SATELLITE REMOTE SENSING
Satellite based remote sensing includes the space-based observations both of the surface and the atmosphere, measured by passive or active techniques.
Remote sensing of the terrestrial vegetation by passive methods is based on the space-borne measurements of the sunlight reflected by the surface.
The reflection, absorbtion, and transmission of the sunlight by the vegetation depends on the spectral wavelength, and the state, productivity and structure of the vegetation.
Combining the measurements of the different spectral channels vegetation indices can be derived, which are apropriate to gain information for the

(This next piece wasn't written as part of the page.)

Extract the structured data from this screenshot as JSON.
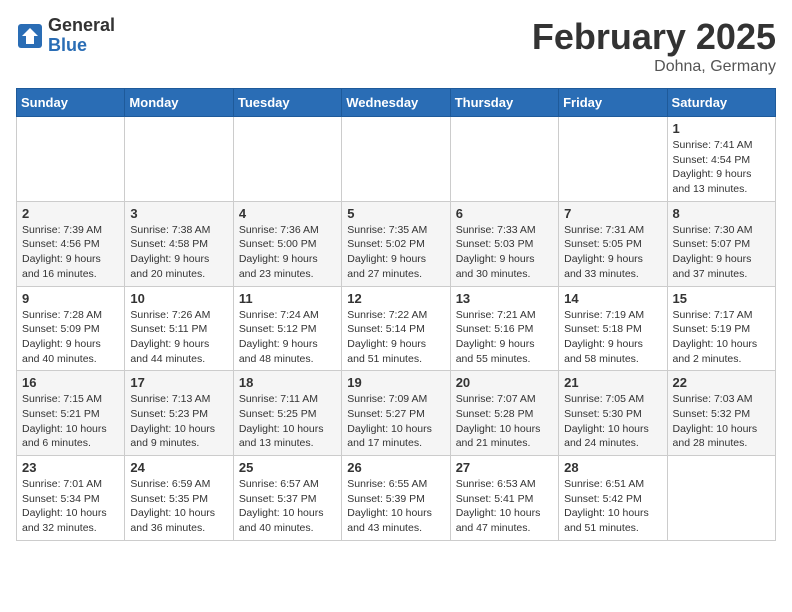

state, productivity and phenological cycle of the vegetation.
Changes in the state of the vegetation can be due to the phenology itself, but it can be also

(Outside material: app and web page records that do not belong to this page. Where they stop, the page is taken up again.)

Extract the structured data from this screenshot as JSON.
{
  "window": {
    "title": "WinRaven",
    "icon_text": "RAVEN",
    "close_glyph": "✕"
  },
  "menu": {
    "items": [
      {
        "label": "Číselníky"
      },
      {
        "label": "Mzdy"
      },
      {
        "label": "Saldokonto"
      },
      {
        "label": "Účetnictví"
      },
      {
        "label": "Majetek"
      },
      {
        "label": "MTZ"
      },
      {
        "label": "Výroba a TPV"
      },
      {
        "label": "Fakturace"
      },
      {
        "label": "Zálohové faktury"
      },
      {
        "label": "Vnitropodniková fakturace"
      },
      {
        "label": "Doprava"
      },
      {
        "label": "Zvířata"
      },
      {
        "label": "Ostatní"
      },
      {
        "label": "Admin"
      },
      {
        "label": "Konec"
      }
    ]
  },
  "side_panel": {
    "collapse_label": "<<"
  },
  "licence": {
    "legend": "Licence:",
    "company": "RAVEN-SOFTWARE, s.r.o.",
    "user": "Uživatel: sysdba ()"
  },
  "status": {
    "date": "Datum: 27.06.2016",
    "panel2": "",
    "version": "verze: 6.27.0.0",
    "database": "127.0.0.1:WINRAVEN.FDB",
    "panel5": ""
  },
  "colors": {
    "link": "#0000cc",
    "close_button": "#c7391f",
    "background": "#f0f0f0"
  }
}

caused by other processes, like the effects of weather and other abiotic factors, or other natural or anthropogenic factors. Due to the global coverage
and the high spatial and temporal resolution of the data provided by satellites, the remote sensing is an unique and excellent tool to study the
terrestial vegetation and its changes.
Our research covers:
- investigations of the effect of weather (as abiotic factors) and biotic factors on vegetation,
- crop yield estimation and forecasting of agricultural plants,
due to the fact that monitoring the vegetation can be used not only for the detection of changes in the state of the vegetation, but also to determine its
productivity and crop yields,
- radar based investigations, since the vegetation can be observed and described by activ remote sensing techniques as well,
which is based on the detection of the returning signal of the emmited electromgnetic waves.
Data received by the direct broadcast receiving station operated by the Space Research Group
(and located at the top of one of the buildings of the Eötvös Loránd University) provides possibility for real-time observations of the surface and the atmosphere.
The main received data of meteorological and environmental satellites (both LEO and GEO) are the MODIS, NOAA AVHRR and ATOVS, and SEVIRI data.
For more information see...
Satellite receiving station of the Eötvös Loránd University
The true color satellite images of the MODIS image gallery created from the received MODIS data
are presenting many different spectacular phenomena as well since 2004.
Example images of the MODIS image gallery